The DPU said that the 15-year power purchase agreement is cost-effectiveand in the public interest because no other renewable resource in the region matches Cape Wind in terms of its size, proximity to large load, capacityfactor and advanced stage of permitting.

"It is abundantly clear that the Cape Wind facility offers significant benefits that are not currently available from any other renewable resource, and that these benefits outweigh the costs of the project," said Ann Berwick, DPU chair. "We are fully persuaded that if Massachusetts is to meet its statutory renewables and greenhouse gas emissions reduction requirements, offshore wind, and Cape Wind in particular, will have to be part of the mix."

Under the contract, National Grid will buy 50% of Cape Wind's output atan initial price of 18.7 cents/kWh for electricity, capacity and renewable energy, with an 3.5% annual escalation for 15 years. After that, National Grid has the option of extending the contract for another 10 years.

The contract allows for upward and downward price adjustments based on various contingencies. If the Nantucket Sound project is unable to tap certainfederal subsidies, the price would go up; under other circumstances, theprices could go down.

For example, if Cape Wind is able to reduce debt financing costs througha Department of Energy loan guarantee, National Grid customers will receive75% of the savings. Similarly, if project costs fall and the developers rateof return on debt and equity exceeds 10.75%, ratepayers will receive 60% ofthe lower costs. If project costs are higher than forecast, the developerabsorbs those losses.

The DPU said that the ratepayer savings mechanisms prevent Cape Wind fromreaping windfall profits.

--Lisa Wood, newsdesk@platts.com
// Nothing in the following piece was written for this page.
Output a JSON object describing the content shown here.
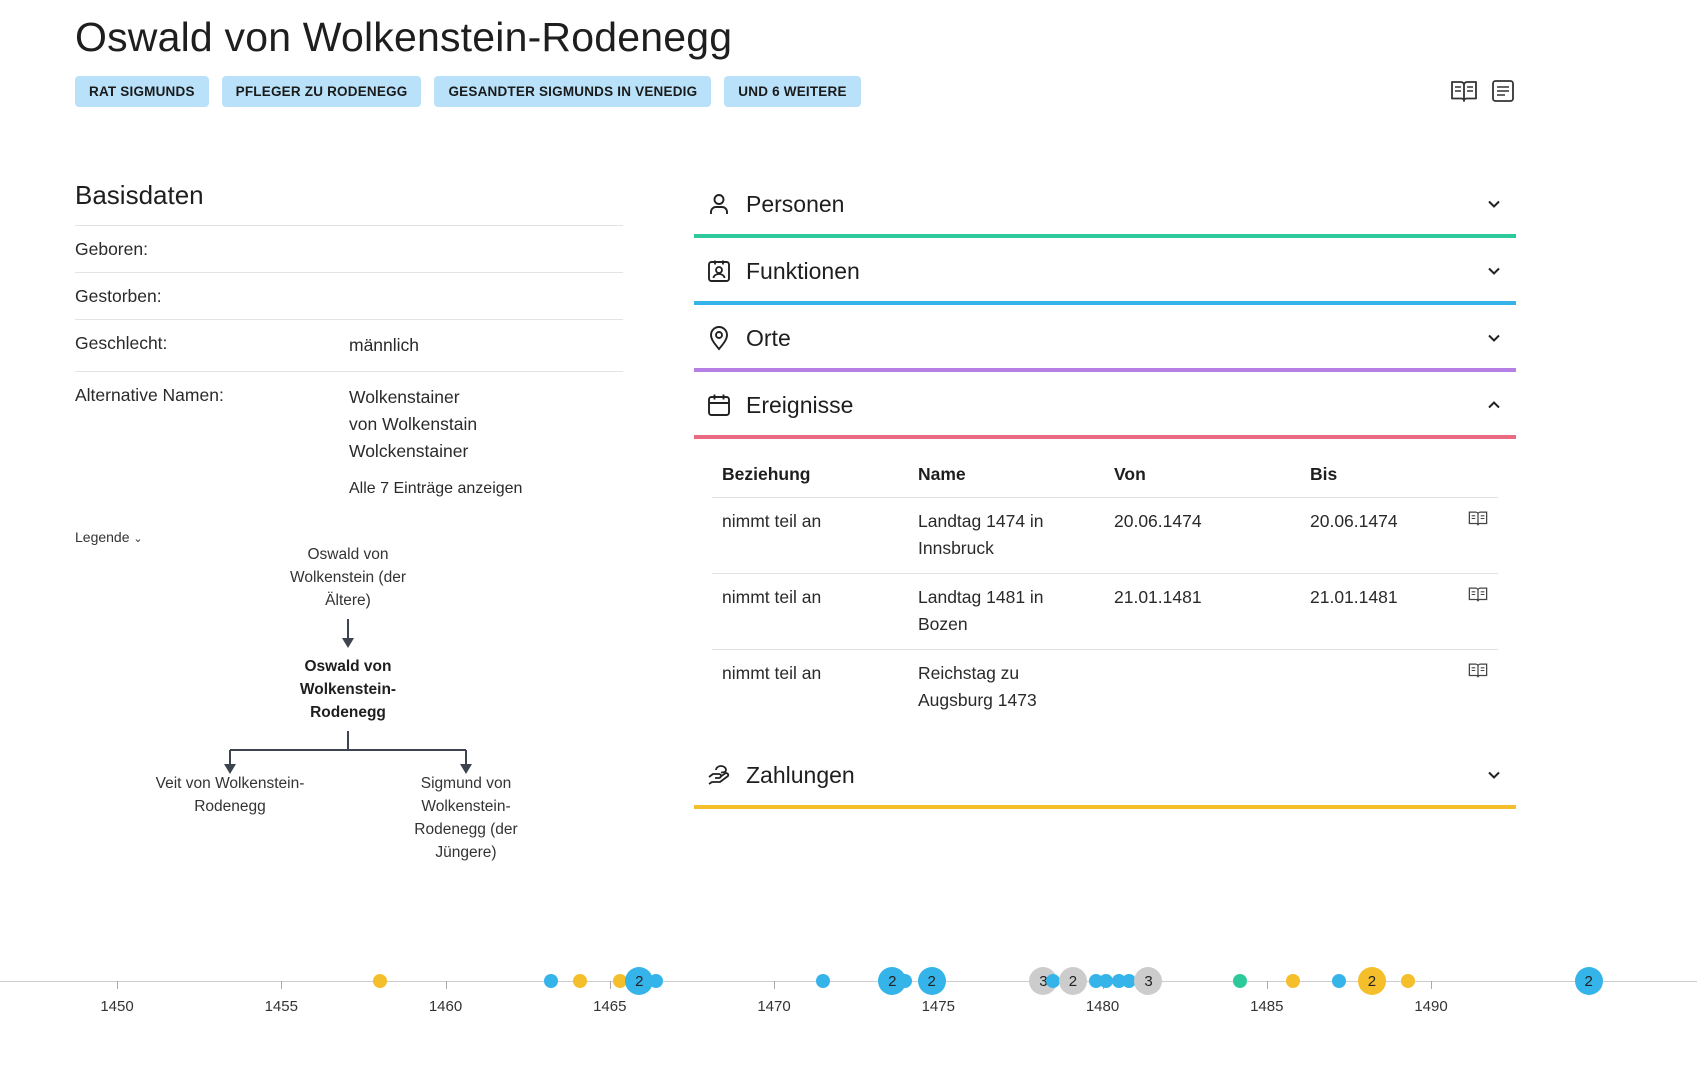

Similar stories appear in Renewable Energy Report. See more information at http://www.platts.com/Products/renewableenergyreport